The positives include using music in a way that clearly benefits others on a daily basis. You will expand your skills as a musician, and be energized by the work if you are in a setting that’s a good fit for you.
On the other hand, if the setting is not a good fit, the opposite can happen: you can suffer from compassion fatigue and burnout, by taking the challenges of your patients too much to heart. This happens, so it’s really important for Music Therapists to practice self-care and seek support from their supervisors and team.
Although perception and awareness of what Music Therapy is and is not have been increasing, we still face the challenge of being viewed by others in a way that is not always accurate.
There’s more awareness now than 10 to 20 years ago, but just because we are understood here in Boston or in our clinical workplaces, doesn’t mean people know what we do everywhere. We must educate and clarify what we do to others without being defensive, and we need to be professional and respectful in doing this.

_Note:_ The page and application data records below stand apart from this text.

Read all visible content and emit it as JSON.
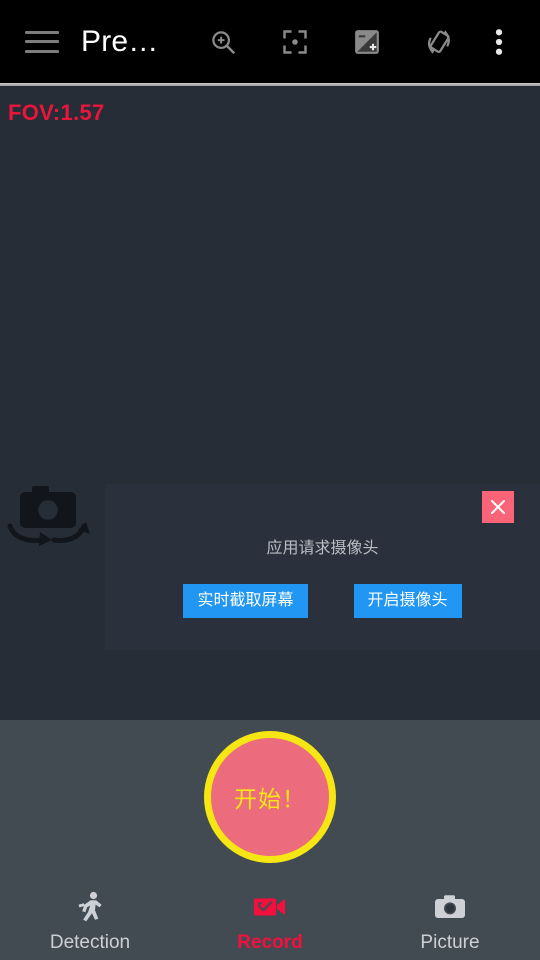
{
  "topbar": {
    "menu_icon": "hamburger-menu-icon",
    "title": "Pre…",
    "actions": [
      {
        "name": "zoom-in-icon",
        "label": "Zoom"
      },
      {
        "name": "focus-icon",
        "label": "Focus"
      },
      {
        "name": "exposure-icon",
        "label": "Exposure"
      },
      {
        "name": "screen-rotation-icon",
        "label": "Screen rotation"
      },
      {
        "name": "overflow-menu-icon",
        "label": "More options"
      }
    ]
  },
  "preview": {
    "fov_text": "FOV:1.57",
    "fov_color": "#e8153c",
    "switch_camera_icon": "switch-camera-icon",
    "background_color": "#262d36"
  },
  "dialog": {
    "message": "应用请求摄像头",
    "close_label": "×",
    "close_color": "#fa6478",
    "button_color": "#2196f3",
    "buttons": [
      {
        "label": "实时截取屏幕"
      },
      {
        "label": "开启摄像头"
      }
    ]
  },
  "bottom": {
    "background_color": "#424a52",
    "record_button": {
      "label": "开始！",
      "fill_color": "#ec6b7d",
      "ring_color": "#f5e614",
      "text_color": "#f5e614"
    },
    "tabs": [
      {
        "label": "Detection",
        "icon": "running-person-icon",
        "active": false
      },
      {
        "label": "Record",
        "icon": "video-camera-check-icon",
        "active": true
      },
      {
        "label": "Picture",
        "icon": "camera-icon",
        "active": false
      }
    ],
    "active_tab_color": "#f50f3f",
    "inactive_tab_color": "#cdd0d4"
  }
}
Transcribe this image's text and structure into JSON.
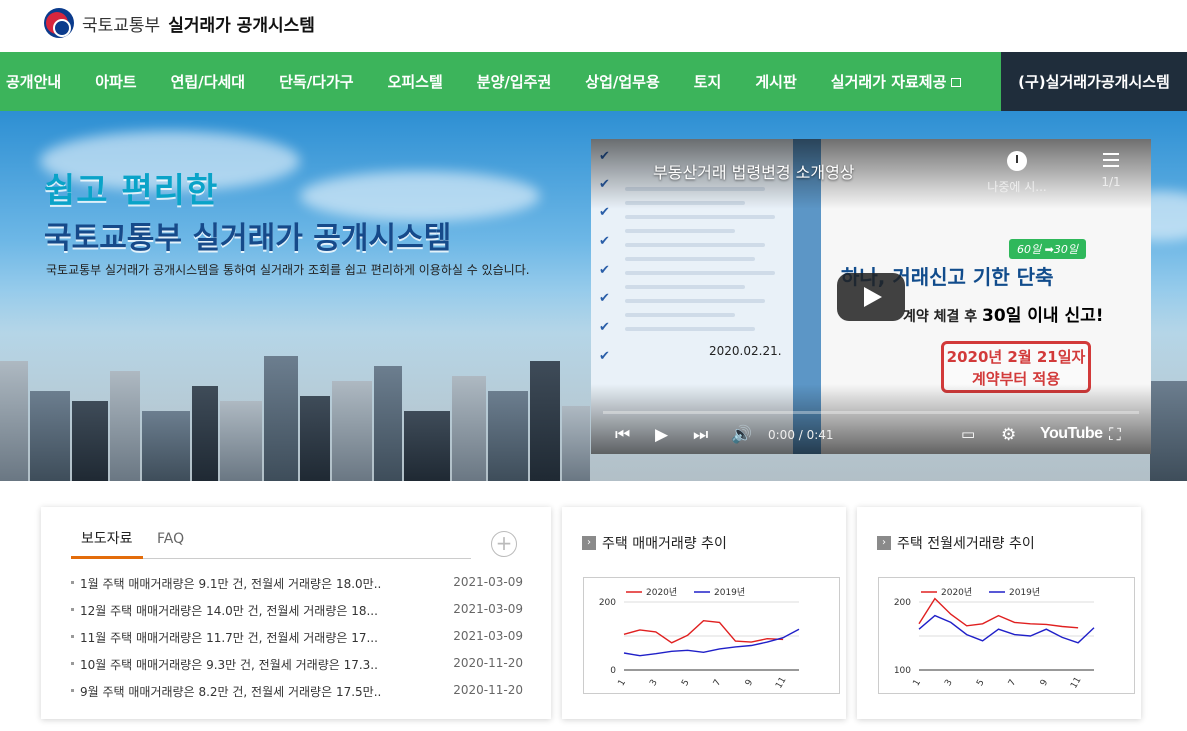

We are engaged in ongoing discussions at the local, state, regional, and national level regarding how to have more diversity in our field. For example, at conferences and meetings, we prioritize creating safe spaces for marginalized communities and have conversations about what we need to do to be more inclusive and the diversity in our field.
Some things we are working on include how we can make music therapy education more affordable, have paid internships, and make sure that research from underrepresented groups is equally considered for publication.
Having more paid internships is important because for graduates needing to work for six to nine months without pay in order to qualify to take the certification exam, this has been a significant barrier. We recognize that diversity and inclusion are important issues that we must address to benefit our field.
I believe it helps your opportunities, as long as there is a balance that works for the individual. Some Music Therapists, and I’ve been in this place, can forget about their own music, which is what attracted them to being a musician in the first place. You shouldn’t forget about your own music, because one area can really feed the other.
Working as a Music Therapist, you are playing music every day, playing instruments you might not normally play, and genres that are new to you. It makes you a better musician and can improve your songwriting, performing, improvising, and foundational music skills. I’ve observed students and professionals now writing better songs as a result of what they learned through clinical Music Therapy work.
Some Music Therapists choose to work 20 hours a week to allow time for other aspects of their career in music. This speaks to the flexibility needed to build a career in music, as they are stepping outside of their clinical practice. I really think it can help, as long as there is a balance that works.
Just know that the field of Music Therapy involves taking something you love, music, and using it to benefit others, regardless of whatever challenges or illnesses they may be facing. Know that everyone connects to music, that there is this healthy part of everyone that responds to and experiences music, and that this is a big part of what makes music such a unique clinical tool.